EXPLAINER: How Exit Polls Work
Answers to questions about the polls that help determine winner calls.
Oct. 22, 2008— -- ABC News will conduct exit polls in all 50 states on Election Day, along with polling partners CBS, CNN, Fox, NBC and The Associated Press. These news organizations comprise the National Election Pool, which contracted with Edison Media Research/Mitofsky International to run the exit polls. The data gathered in these polls provide the best source of information about who voted, for whom they voted and why.
Here are answers to some frequently asked questions about exit polls:
Exit polls are surveys conducted as voters leave their polling places on Election Day.

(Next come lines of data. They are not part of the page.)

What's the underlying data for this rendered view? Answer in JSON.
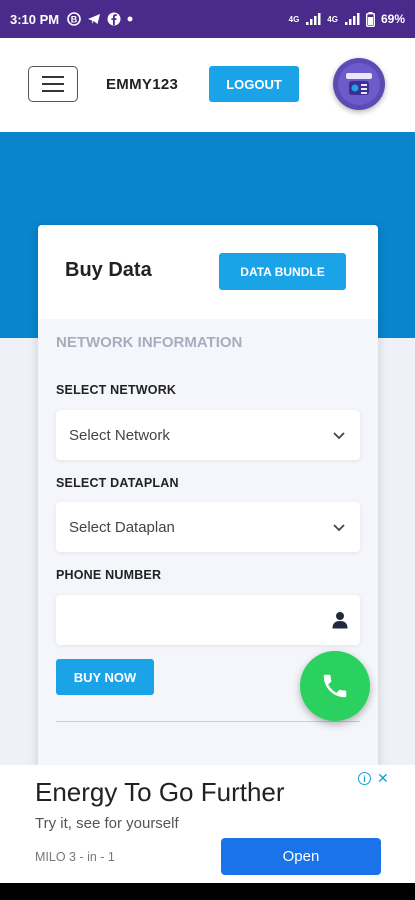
{
  "status_bar": {
    "time": "3:10 PM",
    "battery": "69%",
    "network_label_1": "4G",
    "network_label_2": "4G"
  },
  "header": {
    "username": "EMMY123",
    "logout_label": "LOGOUT"
  },
  "card": {
    "title": "Buy Data",
    "bundle_button_label": "DATA BUNDLE",
    "section_heading": "NETWORK INFORMATION",
    "network_label": "SELECT NETWORK",
    "network_value": "Select Network",
    "dataplan_label": "SELECT DATAPLAN",
    "dataplan_value": "Select Dataplan",
    "phone_label": "PHONE NUMBER",
    "phone_value": "",
    "buy_button_label": "BUY NOW"
  },
  "ad": {
    "title": "Energy To Go Further",
    "subtitle": "Try it, see for yourself",
    "brand": "MILO 3 - in - 1",
    "open_label": "Open"
  },
  "colors": {
    "primary": "#1ba3e8",
    "band": "#0885cc",
    "status_bar": "#4a2a8a",
    "fab": "#2bd15f",
    "ad_button": "#1a73e8"
  }
}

Reaching voters at that moment is important because it overcomes the problem pollsters have conducting election polls by telephone: People sometimes misreport whether they voted or not. The "who won and why did they win" reporting on election night is gleaned mainly from exit poll results, with the information reaching most Americans by television, and increasingly through the Internet.
Interviewers stand outside polling places in precincts that are randomly selected in each state. They attempt to interview voters leaving the polling places at specific intervals (every fourth or 10th voter, for example).
Voters who agree to participate in the poll fill out a paper questionnaire and place it in a ballot box. Interviewers phone in results three times during the day. When a voter refuses to participate, the interviewer notes the gender and approximate age and race of that voter. In this way, the exit poll can be statistically corrected to make sure all voters are fairly represented in the final results.
Here's an example of an exit poll issue question from the 2008 Democratic primary in New Hampshire: